I never imagined that I would be so mesmerized by an all-vegetable menu. If Bryan Voltaggio cooked for me every day, I would have no problem being a vegetarian. This was no collection of side dishes: each dish was artfully prepared and shone just as brightly as the dishes on the protein menu. The use of interesting ingredients (e.g., fiddlehead ferns) and a masterful blending of textures and flavors equaled one of the best meals I've ever eaten. It was worth every minute of the 3 month wait and one hour drive. Though Chef Voltaggio didn't win Top Chef, he and his team have created something very special in Frederick.

Second Thoughts From B

If we've learned anything during our culinary exploration of DC, it is that this is quite the foodie town. So anything that makes us trek 50 miles out of the city on a Friday night must be something special. And Volt was just that.

The restaurant lived up to the hype and finally added actual flavors to the dishes that looked so wonderful on TV. But that's not why I think Volt is special. We've got celebrity and award-winning chefs around the corner. And you can probably find expertly conceived and prepared dishes made from fresh and local ingredients - and of Volt's caliber - at quite a few local establishments. So what's the big deal?

The thing I loved about Volt was that they were able to walk the line between fine dining and pretentious/exclusive dining. It seemed to be a founding concept of Volt; the service, the flavor profiles, and even the "uniforms" (suits with brown Converse), seemed luxurious yet accessible. And how appropriate for a "Top Chef."

You see, Top Chef and shows like it have made fine dining accessible to the masses. And at Volt, I felt that no question was too remedial and no flavor too complex. At the same time, even the most seasoned foodie would have been impressed by the depth and dimension of the dishes. There were several moments during the evening when one of us would say to the other, "This is the best --- that I've ever had." That really speaks to the genius of the chef, especially considering that the menu is altered almost daily to reflect whatever ingredients are currently available. It also means that we'll have to go back to see what the good Mr. Voltaggio is cooking up next time we're able to snag a reservation...
Volt on Urbanspoon

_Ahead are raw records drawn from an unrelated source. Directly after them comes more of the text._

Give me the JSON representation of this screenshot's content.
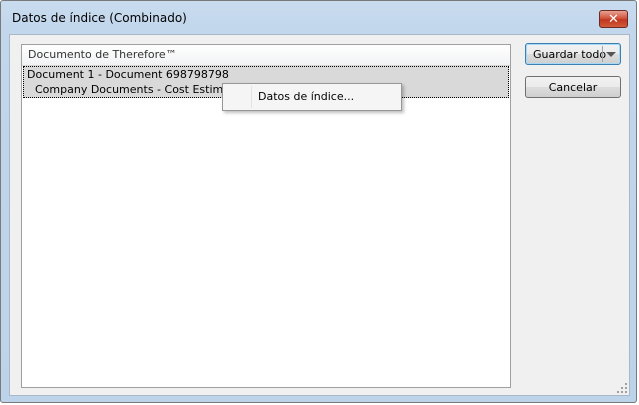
{
  "window": {
    "title": "Datos de índice (Combinado)",
    "close_glyph": "✕"
  },
  "list": {
    "header": "Documento de Therefore™",
    "rows": [
      {
        "line1": "Document 1 - Document 698798798",
        "line2": "Company Documents - Cost Estimate, 04"
      }
    ]
  },
  "buttons": {
    "save_all": "Guardar todo",
    "cancel": "Cancelar"
  },
  "context_menu": {
    "items": [
      {
        "label": "Datos de índice..."
      }
    ]
  },
  "icons": {
    "close": "close-icon",
    "dropdown": "chevron-down-icon",
    "resize": "resize-grip-icon"
  },
  "colors": {
    "selected_row": "#d9d9d9",
    "close_button": "#c1361f",
    "default_button_border": "#3c7fb1"
  }
}
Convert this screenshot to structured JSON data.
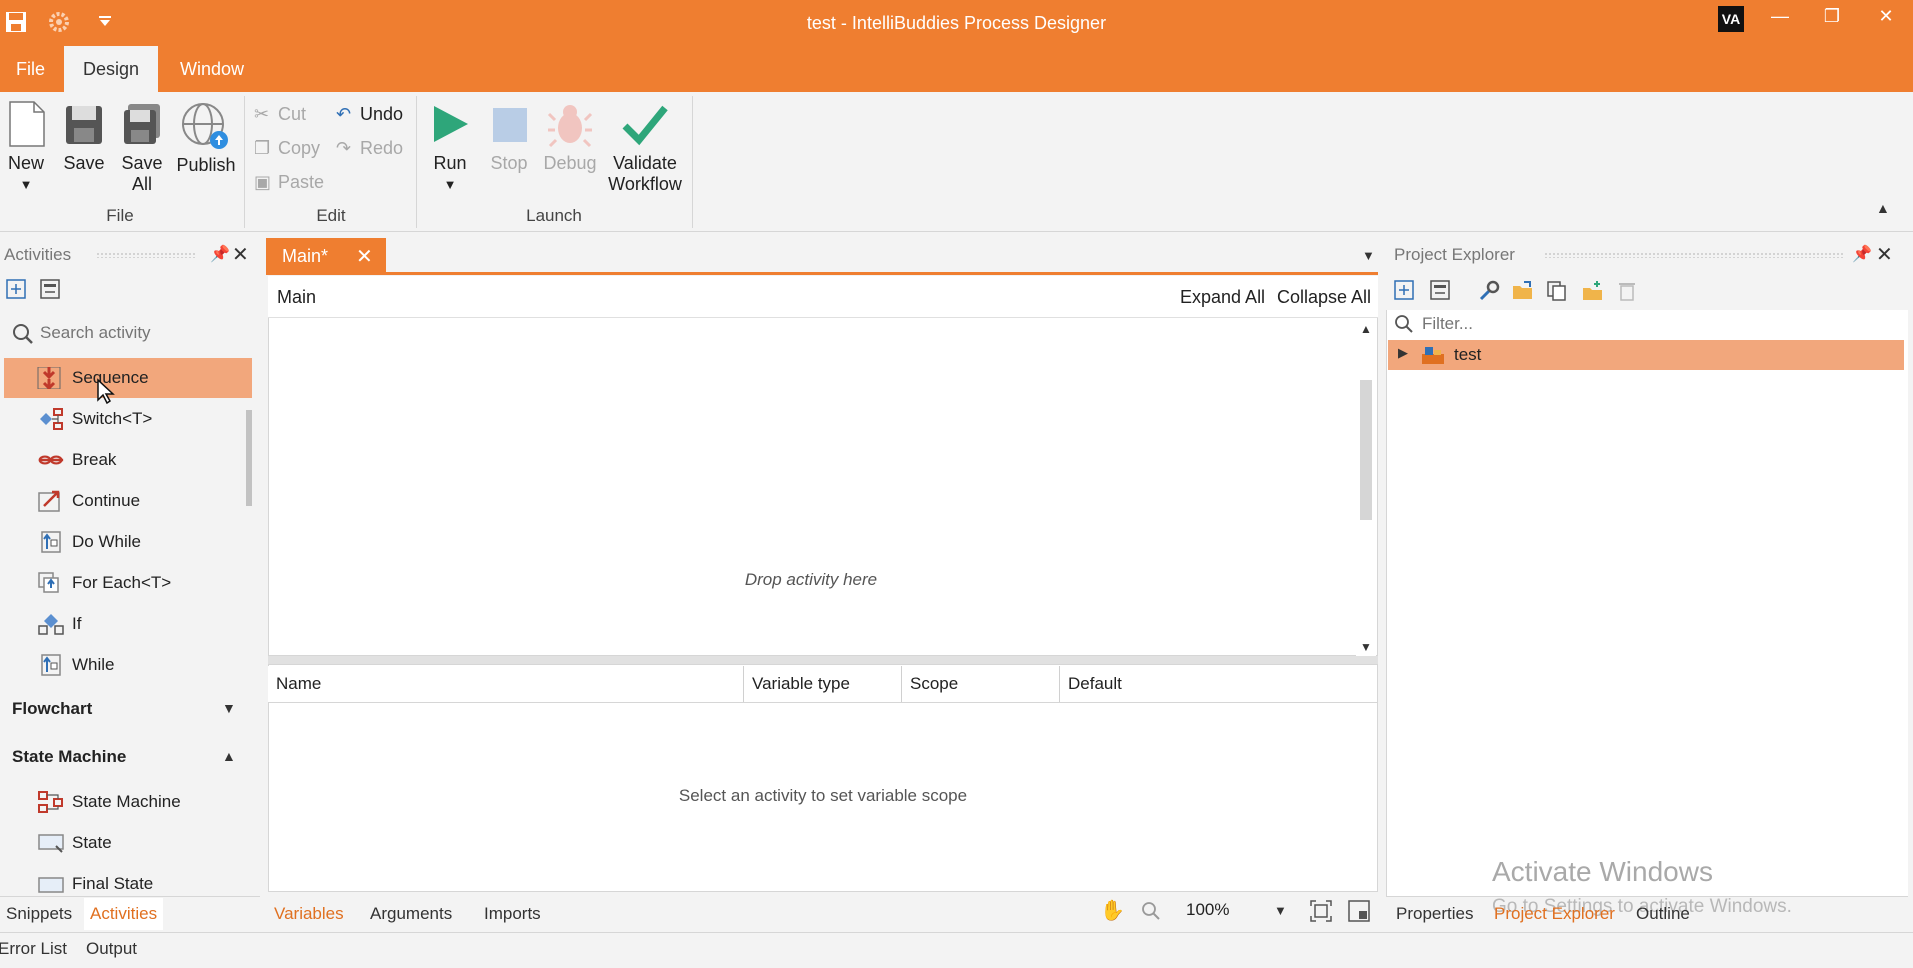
{
  "window": {
    "title": "test - IntelliBuddies Process Designer",
    "user_initials": "VA",
    "accent": "#ef7e30",
    "selection": "#f2a77c"
  },
  "quick_access": [
    "save-icon",
    "gear-icon",
    "dropdown-arrow-icon"
  ],
  "menu": {
    "items": [
      "File",
      "Design",
      "Window"
    ],
    "active": "Design"
  },
  "ribbon": {
    "file_group": {
      "label": "File",
      "new": "New",
      "save": "Save",
      "save_all_1": "Save",
      "save_all_2": "All",
      "publish": "Publish"
    },
    "edit_group": {
      "label": "Edit",
      "cut": "Cut",
      "copy": "Copy",
      "paste": "Paste",
      "undo": "Undo",
      "redo": "Redo"
    },
    "launch_group": {
      "label": "Launch",
      "run": "Run",
      "stop": "Stop",
      "debug": "Debug",
      "validate_1": "Validate",
      "validate_2": "Workflow"
    }
  },
  "activities_panel": {
    "title": "Activities",
    "search_placeholder": "Search activity",
    "items": [
      {
        "label": "Sequence",
        "selected": true
      },
      {
        "label": "Switch<T>"
      },
      {
        "label": "Break"
      },
      {
        "label": "Continue"
      },
      {
        "label": "Do While"
      },
      {
        "label": "For Each<T>"
      },
      {
        "label": "If"
      },
      {
        "label": "While"
      }
    ],
    "categories": {
      "flowchart": "Flowchart",
      "state_machine": "State Machine"
    },
    "state_items": [
      "State Machine",
      "State",
      "Final State"
    ],
    "tabs": [
      "Snippets",
      "Activities"
    ],
    "active_tab": "Activities"
  },
  "designer": {
    "doc_tab": "Main*",
    "breadcrumb": "Main",
    "expand_all": "Expand All",
    "collapse_all": "Collapse All",
    "drop_hint": "Drop activity here",
    "variables": {
      "columns": [
        "Name",
        "Variable type",
        "Scope",
        "Default"
      ],
      "empty_hint": "Select an activity to set variable scope"
    },
    "bottom_tabs": [
      "Variables",
      "Arguments",
      "Imports"
    ],
    "active_bottom_tab": "Variables",
    "zoom": "100%"
  },
  "project_explorer": {
    "title": "Project Explorer",
    "filter_placeholder": "Filter...",
    "tree_root": "test",
    "tabs": [
      "Properties",
      "Project Explorer",
      "Outline"
    ],
    "active_tab": "Project Explorer"
  },
  "status_tabs": [
    "Error List",
    "Output"
  ],
  "watermark": {
    "line1": "Activate Windows",
    "line2": "Go to Settings to activate Windows."
  }
}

1 comment:

Amy W. said...

That looks like an amazing meal! Thanks for letting me live vicariously through your experience.